But at the same time, the Packers don’t need a total makeover to return to perennial contender status. The advanced metrics make a compelling case for Green Bay as a regression team in 2019, something that doesn’t account for the extra draft capital Gutekunst acquired during his first year as GM nor Rodgers receiving a full off-season to rest his injured knee. The Packers also project to have around $46 million in cap space next year before any cuts, and the new front office has shown a willingness to use free agency to augment the roster. A lot remains unknown about their off-season plans, but they have all the tools needed for a quick turnaround.

WCG: Alright, no more mincing words. Prediction time. Who wins on Sunday, and why?

JBH: This looks like a fairly one-sided game. The Bears possess the best defense in the NFL (No. 1 in DVOA by a sizable margin) and, despite the mathematical possibility that the Packers can reach the playoffs, far more at stake. Perhaps if Chicago still had Chase Daniel at quarterback, this would look like a competitive matchup.

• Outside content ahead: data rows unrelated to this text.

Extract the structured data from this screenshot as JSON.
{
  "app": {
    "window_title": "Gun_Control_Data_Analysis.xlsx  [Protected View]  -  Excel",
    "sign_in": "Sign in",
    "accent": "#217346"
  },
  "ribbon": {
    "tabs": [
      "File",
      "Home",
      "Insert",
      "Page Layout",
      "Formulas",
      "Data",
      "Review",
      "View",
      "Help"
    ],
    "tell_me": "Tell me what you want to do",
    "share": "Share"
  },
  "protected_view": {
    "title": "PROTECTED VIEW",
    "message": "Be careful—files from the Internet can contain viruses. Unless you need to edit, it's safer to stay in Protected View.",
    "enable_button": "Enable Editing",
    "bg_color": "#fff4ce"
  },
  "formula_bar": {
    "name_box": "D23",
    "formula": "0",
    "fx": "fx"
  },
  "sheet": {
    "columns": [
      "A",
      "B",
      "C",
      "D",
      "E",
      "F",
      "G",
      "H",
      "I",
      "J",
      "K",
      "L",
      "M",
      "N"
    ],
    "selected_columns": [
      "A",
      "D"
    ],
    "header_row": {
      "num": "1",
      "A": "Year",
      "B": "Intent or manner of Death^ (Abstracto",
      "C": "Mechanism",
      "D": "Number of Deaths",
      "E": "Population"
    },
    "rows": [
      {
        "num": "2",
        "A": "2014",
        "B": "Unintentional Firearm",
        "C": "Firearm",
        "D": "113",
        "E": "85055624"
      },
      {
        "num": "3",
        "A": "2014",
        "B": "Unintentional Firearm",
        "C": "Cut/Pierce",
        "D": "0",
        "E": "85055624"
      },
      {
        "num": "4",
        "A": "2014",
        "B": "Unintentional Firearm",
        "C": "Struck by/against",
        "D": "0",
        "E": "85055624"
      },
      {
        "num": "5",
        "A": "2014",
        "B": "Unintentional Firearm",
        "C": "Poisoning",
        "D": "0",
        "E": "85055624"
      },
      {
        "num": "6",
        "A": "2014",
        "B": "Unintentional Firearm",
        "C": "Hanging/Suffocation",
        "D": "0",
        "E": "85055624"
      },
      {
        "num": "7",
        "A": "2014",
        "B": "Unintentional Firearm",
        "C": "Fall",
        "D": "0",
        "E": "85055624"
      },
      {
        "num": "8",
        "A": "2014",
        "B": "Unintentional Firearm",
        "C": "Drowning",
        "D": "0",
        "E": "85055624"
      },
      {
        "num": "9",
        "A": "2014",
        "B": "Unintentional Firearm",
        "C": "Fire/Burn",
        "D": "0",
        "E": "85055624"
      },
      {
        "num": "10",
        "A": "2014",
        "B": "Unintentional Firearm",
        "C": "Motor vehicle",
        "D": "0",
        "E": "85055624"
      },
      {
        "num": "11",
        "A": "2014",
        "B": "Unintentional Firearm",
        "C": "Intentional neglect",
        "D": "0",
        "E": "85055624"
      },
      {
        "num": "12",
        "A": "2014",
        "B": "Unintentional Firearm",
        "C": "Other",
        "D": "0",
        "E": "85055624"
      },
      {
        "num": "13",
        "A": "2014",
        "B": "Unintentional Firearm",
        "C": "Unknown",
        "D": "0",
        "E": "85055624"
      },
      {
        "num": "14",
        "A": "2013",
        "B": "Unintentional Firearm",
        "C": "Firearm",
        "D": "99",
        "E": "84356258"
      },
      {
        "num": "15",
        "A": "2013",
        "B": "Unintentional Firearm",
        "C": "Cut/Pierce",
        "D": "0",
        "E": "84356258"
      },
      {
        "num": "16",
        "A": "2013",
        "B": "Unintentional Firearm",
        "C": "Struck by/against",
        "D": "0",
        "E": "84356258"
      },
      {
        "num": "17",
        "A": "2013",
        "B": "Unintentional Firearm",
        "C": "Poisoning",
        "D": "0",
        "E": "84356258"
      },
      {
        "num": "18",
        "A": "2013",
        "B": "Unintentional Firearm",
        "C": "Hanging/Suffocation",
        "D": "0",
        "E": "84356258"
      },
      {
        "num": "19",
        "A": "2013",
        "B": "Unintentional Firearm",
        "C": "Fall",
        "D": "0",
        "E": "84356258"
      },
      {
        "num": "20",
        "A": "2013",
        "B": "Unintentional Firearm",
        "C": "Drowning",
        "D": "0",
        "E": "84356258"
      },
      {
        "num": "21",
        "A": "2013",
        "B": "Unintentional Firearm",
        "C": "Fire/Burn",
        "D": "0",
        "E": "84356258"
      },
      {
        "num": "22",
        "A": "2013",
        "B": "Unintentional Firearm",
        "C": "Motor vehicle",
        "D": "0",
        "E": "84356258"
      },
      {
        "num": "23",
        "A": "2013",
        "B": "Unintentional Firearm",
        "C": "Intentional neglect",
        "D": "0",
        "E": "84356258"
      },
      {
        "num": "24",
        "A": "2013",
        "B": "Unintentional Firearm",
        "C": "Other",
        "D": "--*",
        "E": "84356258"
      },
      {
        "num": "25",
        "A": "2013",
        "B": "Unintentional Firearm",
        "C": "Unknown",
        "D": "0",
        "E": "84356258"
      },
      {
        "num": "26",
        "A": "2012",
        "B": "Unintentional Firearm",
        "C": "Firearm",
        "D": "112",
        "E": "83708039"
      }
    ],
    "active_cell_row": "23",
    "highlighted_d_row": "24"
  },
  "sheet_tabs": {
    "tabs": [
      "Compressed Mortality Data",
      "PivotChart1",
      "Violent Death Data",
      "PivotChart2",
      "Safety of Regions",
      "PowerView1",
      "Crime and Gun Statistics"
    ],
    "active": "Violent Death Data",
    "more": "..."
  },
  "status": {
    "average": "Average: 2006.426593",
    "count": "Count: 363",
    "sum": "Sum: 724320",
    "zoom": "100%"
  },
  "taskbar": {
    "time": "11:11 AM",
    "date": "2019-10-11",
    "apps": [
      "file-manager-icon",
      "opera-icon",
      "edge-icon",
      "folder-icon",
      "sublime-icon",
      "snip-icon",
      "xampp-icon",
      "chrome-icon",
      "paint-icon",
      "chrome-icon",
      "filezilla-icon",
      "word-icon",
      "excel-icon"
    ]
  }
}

However, as presently constituted, I expect the Bears to emerge victorious Sunday.


Thanks to Jason for his perspective on the Packers as the Bears and their rival close their 2018 season series up. We, of course, have our typical Q&A series up on Acme Packing Company, so be sure to check that out when you can before Sunday, folks.

Robert is the Editor-in-chief of The Blitz Network (subscribe here!), the managing editor of Windy City Gridiron, and writes for a host of other fine publications. You can follow him on Twitter @RobertZeglinski.